Leave my man Chuck Klosterman alone, chandy72, he's taken the admirable position of defending the terminally uncool to the insufferably hip.

And yeah, I know Van Halen sold a shitload of records but by uncool, I mean that those who take music seriously have never given them their due. They injected humor into their sound(something sorely lacking in the hard rock of the time), Eddie reinvented hard-rock guitar (and I'll admit spawned a boatload of bad imitators), and they created some undeniable hard-rock classics("Panama," "Unchained" "Running With The Devil," "Mean Streets").

Plus for alla you more indie-than-thou snobs, The Minutemen were big VH fans. So there.
posted by jonmc at 1:24 PM on April 2, 2003
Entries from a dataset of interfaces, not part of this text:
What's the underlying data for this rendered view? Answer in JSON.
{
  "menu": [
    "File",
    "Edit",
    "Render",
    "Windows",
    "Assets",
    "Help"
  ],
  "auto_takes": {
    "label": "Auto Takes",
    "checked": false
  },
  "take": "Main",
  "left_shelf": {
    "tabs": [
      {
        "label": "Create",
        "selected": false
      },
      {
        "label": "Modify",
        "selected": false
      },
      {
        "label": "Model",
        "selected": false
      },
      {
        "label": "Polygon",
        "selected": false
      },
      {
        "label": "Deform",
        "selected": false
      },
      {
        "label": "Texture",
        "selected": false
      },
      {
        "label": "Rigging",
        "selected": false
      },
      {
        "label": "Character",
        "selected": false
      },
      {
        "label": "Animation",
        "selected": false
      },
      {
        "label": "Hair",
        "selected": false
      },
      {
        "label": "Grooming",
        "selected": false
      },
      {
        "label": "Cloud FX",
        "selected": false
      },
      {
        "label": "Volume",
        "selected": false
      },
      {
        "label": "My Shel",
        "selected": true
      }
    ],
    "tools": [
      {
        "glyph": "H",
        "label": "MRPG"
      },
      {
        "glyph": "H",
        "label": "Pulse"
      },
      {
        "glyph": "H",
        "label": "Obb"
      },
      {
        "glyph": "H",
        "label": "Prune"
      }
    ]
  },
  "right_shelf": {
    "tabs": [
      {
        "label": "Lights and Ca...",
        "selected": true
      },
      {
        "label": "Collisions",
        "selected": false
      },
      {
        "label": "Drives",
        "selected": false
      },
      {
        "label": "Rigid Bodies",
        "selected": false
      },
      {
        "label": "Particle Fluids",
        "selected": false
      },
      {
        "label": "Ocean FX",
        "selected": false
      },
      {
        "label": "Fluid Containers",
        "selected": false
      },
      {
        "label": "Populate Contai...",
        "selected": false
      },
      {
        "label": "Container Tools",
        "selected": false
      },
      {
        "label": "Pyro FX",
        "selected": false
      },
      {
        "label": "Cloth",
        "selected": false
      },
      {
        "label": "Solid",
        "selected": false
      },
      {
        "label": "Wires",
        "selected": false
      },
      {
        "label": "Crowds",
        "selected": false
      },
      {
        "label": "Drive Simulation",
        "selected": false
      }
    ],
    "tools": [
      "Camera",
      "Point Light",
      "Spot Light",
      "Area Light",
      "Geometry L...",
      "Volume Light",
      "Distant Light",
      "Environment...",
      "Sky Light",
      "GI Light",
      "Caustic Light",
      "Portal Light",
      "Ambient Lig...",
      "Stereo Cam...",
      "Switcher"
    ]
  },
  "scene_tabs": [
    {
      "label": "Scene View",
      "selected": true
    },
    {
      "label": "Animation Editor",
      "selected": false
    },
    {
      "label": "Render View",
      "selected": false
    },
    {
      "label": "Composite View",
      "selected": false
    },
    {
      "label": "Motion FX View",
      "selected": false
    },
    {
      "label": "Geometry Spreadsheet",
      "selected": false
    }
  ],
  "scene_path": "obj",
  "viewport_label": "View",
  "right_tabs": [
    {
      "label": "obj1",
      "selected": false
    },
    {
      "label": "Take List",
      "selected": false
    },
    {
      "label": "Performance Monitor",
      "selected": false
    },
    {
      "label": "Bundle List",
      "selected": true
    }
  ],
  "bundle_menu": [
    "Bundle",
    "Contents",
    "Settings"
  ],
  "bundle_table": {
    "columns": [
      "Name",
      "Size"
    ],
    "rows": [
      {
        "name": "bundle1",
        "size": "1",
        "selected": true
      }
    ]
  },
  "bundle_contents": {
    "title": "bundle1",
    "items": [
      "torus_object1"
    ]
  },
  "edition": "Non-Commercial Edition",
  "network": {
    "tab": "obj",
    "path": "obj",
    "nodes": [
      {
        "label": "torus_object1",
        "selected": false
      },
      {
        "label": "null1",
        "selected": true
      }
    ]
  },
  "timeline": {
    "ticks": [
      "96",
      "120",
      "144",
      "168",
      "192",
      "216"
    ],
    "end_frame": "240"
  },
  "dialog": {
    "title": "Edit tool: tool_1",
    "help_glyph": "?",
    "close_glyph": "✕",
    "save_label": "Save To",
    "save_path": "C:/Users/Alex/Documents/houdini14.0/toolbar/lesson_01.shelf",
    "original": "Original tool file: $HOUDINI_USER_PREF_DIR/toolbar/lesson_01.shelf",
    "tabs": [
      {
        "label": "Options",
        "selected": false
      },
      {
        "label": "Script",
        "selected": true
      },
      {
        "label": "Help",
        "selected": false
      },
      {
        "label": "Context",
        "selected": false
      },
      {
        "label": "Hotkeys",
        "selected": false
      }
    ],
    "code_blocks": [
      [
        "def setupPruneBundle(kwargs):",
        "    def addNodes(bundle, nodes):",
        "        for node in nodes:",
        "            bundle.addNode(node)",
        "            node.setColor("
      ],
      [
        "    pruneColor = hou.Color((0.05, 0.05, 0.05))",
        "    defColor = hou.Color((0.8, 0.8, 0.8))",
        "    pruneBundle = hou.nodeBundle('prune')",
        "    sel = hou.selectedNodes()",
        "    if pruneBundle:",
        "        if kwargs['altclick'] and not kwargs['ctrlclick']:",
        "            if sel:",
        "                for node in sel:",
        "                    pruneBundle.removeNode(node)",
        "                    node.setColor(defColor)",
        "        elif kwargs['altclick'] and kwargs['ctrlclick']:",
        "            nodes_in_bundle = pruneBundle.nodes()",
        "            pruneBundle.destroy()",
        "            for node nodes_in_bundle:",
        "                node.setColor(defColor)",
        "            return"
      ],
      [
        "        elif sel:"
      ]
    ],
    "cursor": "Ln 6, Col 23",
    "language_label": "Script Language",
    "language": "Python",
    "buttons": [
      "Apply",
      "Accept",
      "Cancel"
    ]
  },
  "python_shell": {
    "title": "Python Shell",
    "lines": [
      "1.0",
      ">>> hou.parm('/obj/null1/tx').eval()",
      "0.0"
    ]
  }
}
Most of the punkers I knew liked Van Halen anyway. VH doth rule...I still listen to 'em on hot sunny days.
I had a buddy in Jr. High that was into ANYTHING fast and loud. He made me a mix tape with Black Flag's "American Waste" followed by Motley Crue's "Live Wire" talk about a revelation! Wow...
posted by black8 at 1:35 PM on April 2, 2003

Yeah but, the Minutemen were also pretentious, tedious math-rockers.


I didn't mind VH that much, though I thought most of their stuff was pretty much disposable. Unless you're talking about the Van Hagar years, and then it was just plain unlistenable.

But clearly "better" is in the eye (or ear) of the beholder. I believe that Black Flag was one of the best rock bands of all time. Period. However, most would disagree with me. I think the problem there was that few people could truly grasp the genius that was (and is) Greg Ginn.
posted by psmealey at 1:38 PM on April 2, 2003

And the article is very clever, by the way. Thanks COBRA! Didn't mean to hijack the thread into Van Halen sucks, no they don't you do realm. Apologies. I'm going to quietly go back to drinking my afternoon coffee.
posted by psmealey at 1:53 PM on April 2, 2003

Funny essay.

I'm with black8, yea verily, VH doth rawk. Plus, David Lee Roth is rock's very own Oscar Wilde. Some choice quotes:

Money can't buy you happiness, but it can buy you a yacht big enough to pull up right alongside it.

I used to jog but the ice cubes kept falling out of my glass.

I used to have a drug problem, now I make enough money.

Music is like girlfriends to me; I'm continually astonished by the choices other people make.

When you get something like MTV, it's like regular television. You get it, and at first it's novel and brand new and then you watch every channel, every show. And then you become a little more selective and more selective, until ultimately... you wind up with a radio.

posted by Ty Webb at 3:09 PM on April 2, 2003

Van Halen: no brown M&Ms.
posted by Wet Spot at 6:53 PM on April 2, 2003

I'm not dogging Klosterman too much, jonmc. somebody had to take up the defense, it's true, and i read fargo rock city cover-to-cover twice in two days i liked it so much at the time. i'm just saying that i'm glad there's more voices out there doing the thinking, digesting and writing necessary to reassess uncool culture than i knew about prior to this thread. And I'm sure the "Low Culture Manifesto" title is meant as irony.
but at what point does defending the uncool to the insufferably hip become insufferably hip itself? (I know, I know, "not this round and round again").
FWIW, "Diver Down" was easily as life-changing for me as "Banned in DC" or Fishbone s/t for me.
posted by chandy72 at 7:04 AM on April 3, 2003

« Older L.A. Times Photographer Fired for Photoshopping...   |   Objecting to war Newer »

This thread has been archived and is closed to new comments